Meta’s Reality Labs division which makes virtual reality goggles, smart glasses, and other yet-to-be-released products, has been losing billions of dollars in the process of building its empire.

Mounting losses ain’t concerning

The net loss for the said segment amounted to $10.19 billion for 2021, an upward trend when compared to a $6.6 billion loss in 2020, and $4.5 billion in 2019. In fact, in the first quarter this year, Reality Labs posted a $2.9 billion loss, and per yesterday’s earnings call, the number stood around the same [$2.8 billion] in Q2 too.

The losses, however, hasn’t lowed Zuckerberg’s spirits. During the call, Meta’s executive suggested that these losses weren’t surprising and would prolong for several years. He, however, assured that such will be the case until the metaverse becomes more mainstream and mature.

He added,

“This is obviously a very expensive undertaking over the next several years. I’m confident that we’re going to be glad that we played an important role in building this.”

Meta’s rebuttal

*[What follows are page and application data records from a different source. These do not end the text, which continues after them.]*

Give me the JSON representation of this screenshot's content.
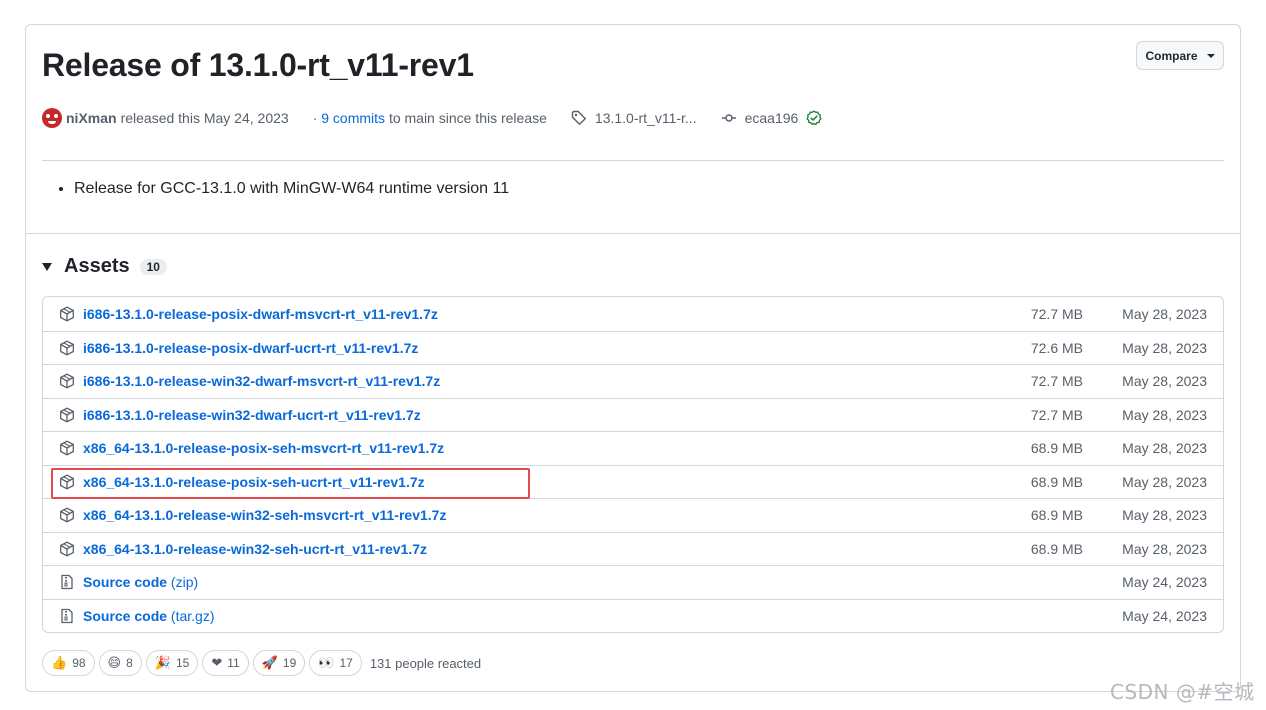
{
  "release": {
    "title": "Release of 13.1.0-rt_v11-rev1",
    "compare_label": "Compare",
    "author": "niXman",
    "released_text": "released this May 24, 2023",
    "commits_prefix": "·",
    "commits_link": "9 commits",
    "commits_suffix": "to main since this release",
    "tag": "13.1.0-rt_v11-r...",
    "commit_hash": "ecaa196",
    "notes": [
      "Release for GCC-13.1.0 with MinGW-W64 runtime version 11"
    ]
  },
  "assets": {
    "title": "Assets",
    "count": "10",
    "items": [
      {
        "name": "i686-13.1.0-release-posix-dwarf-msvcrt-rt_v11-rev1.7z",
        "size": "72.7 MB",
        "date": "May 28, 2023",
        "kind": "package-icon"
      },
      {
        "name": "i686-13.1.0-release-posix-dwarf-ucrt-rt_v11-rev1.7z",
        "size": "72.6 MB",
        "date": "May 28, 2023",
        "kind": "package-icon"
      },
      {
        "name": "i686-13.1.0-release-win32-dwarf-msvcrt-rt_v11-rev1.7z",
        "size": "72.7 MB",
        "date": "May 28, 2023",
        "kind": "package-icon"
      },
      {
        "name": "i686-13.1.0-release-win32-dwarf-ucrt-rt_v11-rev1.7z",
        "size": "72.7 MB",
        "date": "May 28, 2023",
        "kind": "package-icon"
      },
      {
        "name": "x86_64-13.1.0-release-posix-seh-msvcrt-rt_v11-rev1.7z",
        "size": "68.9 MB",
        "date": "May 28, 2023",
        "kind": "package-icon"
      },
      {
        "name": "x86_64-13.1.0-release-posix-seh-ucrt-rt_v11-rev1.7z",
        "size": "68.9 MB",
        "date": "May 28, 2023",
        "kind": "package-icon"
      },
      {
        "name": "x86_64-13.1.0-release-win32-seh-msvcrt-rt_v11-rev1.7z",
        "size": "68.9 MB",
        "date": "May 28, 2023",
        "kind": "package-icon"
      },
      {
        "name": "x86_64-13.1.0-release-win32-seh-ucrt-rt_v11-rev1.7z",
        "size": "68.9 MB",
        "date": "May 28, 2023",
        "kind": "package-icon"
      },
      {
        "name": "Source code",
        "ext": "(zip)",
        "size": "",
        "date": "May 24, 2023",
        "kind": "file-zip-icon"
      },
      {
        "name": "Source code",
        "ext": "(tar.gz)",
        "size": "",
        "date": "May 24, 2023",
        "kind": "file-zip-icon"
      }
    ]
  },
  "reactions": {
    "items": [
      {
        "emoji": "👍",
        "count": "98",
        "icon": "thumbs-up-icon"
      },
      {
        "emoji": "😄",
        "count": "8",
        "icon": "laugh-icon"
      },
      {
        "emoji": "🎉",
        "count": "15",
        "icon": "hooray-icon"
      },
      {
        "emoji": "❤",
        "count": "11",
        "icon": "heart-icon"
      },
      {
        "emoji": "🚀",
        "count": "19",
        "icon": "rocket-icon"
      },
      {
        "emoji": "👀",
        "count": "17",
        "icon": "eyes-icon"
      }
    ],
    "summary": "131 people reacted"
  },
  "watermark": "CSDN @#空城",
  "colors": {
    "link": "#0969da",
    "highlight": "#e5484d",
    "verified": "#1a7f37"
  }
}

Per WSJ, a Meta spokesperson said in a statement that the FTC’s case is based on speculation and is merely “sending a chilling message” to people who want to innovate in the virtual reality space. The spokesperson further said,

“The idea that this acquisition would lead to anticompetitive outcomes in a dynamic space with as much entry and growth as online and connected fitness is simply not credible. We are confident that our acquisition of Within will be good for people, developers, and the VR space.”

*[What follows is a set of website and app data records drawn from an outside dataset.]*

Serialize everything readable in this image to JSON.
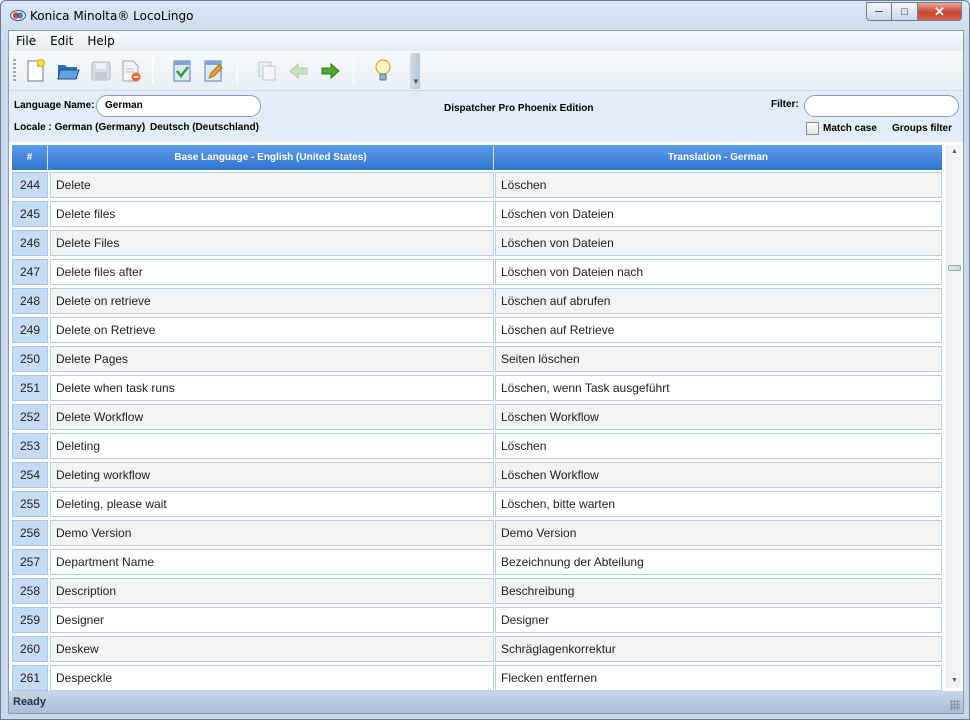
{
  "window": {
    "title": "Konica Minolta® LocoLingo",
    "controls": {
      "minimize": "─",
      "maximize": "□",
      "close": "✕"
    }
  },
  "menu": [
    "File",
    "Edit",
    "Help"
  ],
  "toolbar": {
    "buttons": [
      {
        "name": "new-file-icon",
        "enabled": true
      },
      {
        "name": "open-folder-icon",
        "enabled": true
      },
      {
        "name": "save-icon",
        "enabled": false
      },
      {
        "name": "close-file-icon",
        "enabled": true
      },
      {
        "name": "import-icon",
        "enabled": true
      },
      {
        "name": "edit-icon",
        "enabled": true
      },
      {
        "name": "copy-icon",
        "enabled": false
      },
      {
        "name": "back-arrow-icon",
        "enabled": false
      },
      {
        "name": "forward-arrow-icon",
        "enabled": true
      },
      {
        "name": "lightbulb-icon",
        "enabled": true
      }
    ]
  },
  "info": {
    "language_name_label": "Language Name:",
    "language_name_value": "German",
    "locale_label": "Locale : German (Germany)",
    "locale_native": "Deutsch (Deutschland)",
    "product": "Dispatcher Pro Phoenix Edition",
    "filter_label": "Filter:",
    "filter_value": "",
    "match_case_label": "Match case",
    "match_case_checked": false,
    "groups_filter_label": "Groups filter"
  },
  "grid": {
    "headers": {
      "num": "#",
      "base": "Base Language - English (United States)",
      "translation": "Translation - German"
    },
    "rows": [
      {
        "n": "244",
        "base": "Delete",
        "trans": "Löschen"
      },
      {
        "n": "245",
        "base": "Delete files",
        "trans": "Löschen von Dateien"
      },
      {
        "n": "246",
        "base": "Delete Files",
        "trans": "Löschen von Dateien"
      },
      {
        "n": "247",
        "base": "Delete files after",
        "trans": "Löschen von Dateien nach"
      },
      {
        "n": "248",
        "base": "Delete on retrieve",
        "trans": "Löschen auf abrufen"
      },
      {
        "n": "249",
        "base": "Delete on Retrieve",
        "trans": "Löschen auf Retrieve"
      },
      {
        "n": "250",
        "base": "Delete Pages",
        "trans": "Seiten löschen"
      },
      {
        "n": "251",
        "base": "Delete when task runs",
        "trans": "Löschen, wenn Task ausgeführt"
      },
      {
        "n": "252",
        "base": "Delete Workflow",
        "trans": "Löschen Workflow"
      },
      {
        "n": "253",
        "base": "Deleting",
        "trans": "Löschen"
      },
      {
        "n": "254",
        "base": "Deleting workflow",
        "trans": "Löschen Workflow"
      },
      {
        "n": "255",
        "base": "Deleting, please wait",
        "trans": "Löschen, bitte warten"
      },
      {
        "n": "256",
        "base": "Demo Version",
        "trans": "Demo Version"
      },
      {
        "n": "257",
        "base": "Department Name",
        "trans": "Bezeichnung der Abteilung"
      },
      {
        "n": "258",
        "base": "Description",
        "trans": "Beschreibung"
      },
      {
        "n": "259",
        "base": "Designer",
        "trans": "Designer"
      },
      {
        "n": "260",
        "base": "Deskew",
        "trans": "Schräglagenkorrektur"
      },
      {
        "n": "261",
        "base": "Despeckle",
        "trans": "Flecken entfernen"
      }
    ]
  },
  "status": "Ready",
  "colors": {
    "header_top": "#5d9ce8",
    "header_bottom": "#2f74d0",
    "row_number_bg": "#c6dcf5",
    "info_panel_bg": "#e4ecf7"
  }
}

Here it is worth recalling that in 2020, Facebook was sued by the Trump-era administration for acquiring WhatsApp and Instagram for the same illegal monopolization reason. The said case is scheduled to go to trial late next year. 

Now, the latest filing is merely a depiction of how the current administration is circling back to the same point again, but without concrete or convincing reasons. Unlike last time, for starters, Meta is not wanting to acquire a lionized corporate giant.

At this stage, it seems like just because Meta possesses brand value, it’s being blamed. Trying to acquire startups is not an offense. That’s usually how businesses play their cards most of the time as they ascend up the corporate ladder.

It’s all about perspective

Well, competition in the metaverse space has been getting intense with time. Acknowledging the same, Zuckerberg recently asserted that Apple could pose as a prominent completion to Meta. He believes that both the companies were in a “very deep, philosophical competition.”

Alongside, other tech giants like Microsoft and Netflix are exploring the space too. So, in order to first survive and then thrive, Meta will have to remain a step ahead in the race. And perhaps with the acquisition, Meta intended to do the same.

Just when the space has started blooming with healthy competition, FTC’s allegations have come as a spoilsport, especially to tech advocates. Aaron Levie, CEO of file storage company Box, took Twitter to opine that if the FTC is successful this time, the startups will have to bear the brunt going forward, and innovation will take a hit.

The American Economic Liberties Project, a non-profit advocate of aggressive antitrust enforcement, on the other hand, expressed approval of the lawsuit. Per the group,

“This is the agency’s first challenge to a big tech merger, and it represents its new commitment to protecting fair competition in nascent digital markets.”

Flag of faith

The agency voted 3-2 to file the lawsuit in a federal court in California. Notably, the 5 members comprised of two Republicans and three Democrats including Chair Lina Khan. FTC’s official press release did not break down the vote, but Republican Commissioner Christine Wilson took Twitter to reveal that she was one of the two “dissenting” votes.

The past serves as a testament to how companies have fought tooth and nail with regulatory agencies to merely keep their heads above water. In fact, firms like Ripple and Grayscale continue to pursue cases against the Securities and Exchange Commission with the intention of being heard. And now, looks like Meta has no option left, other than treading on the same path for the greater good.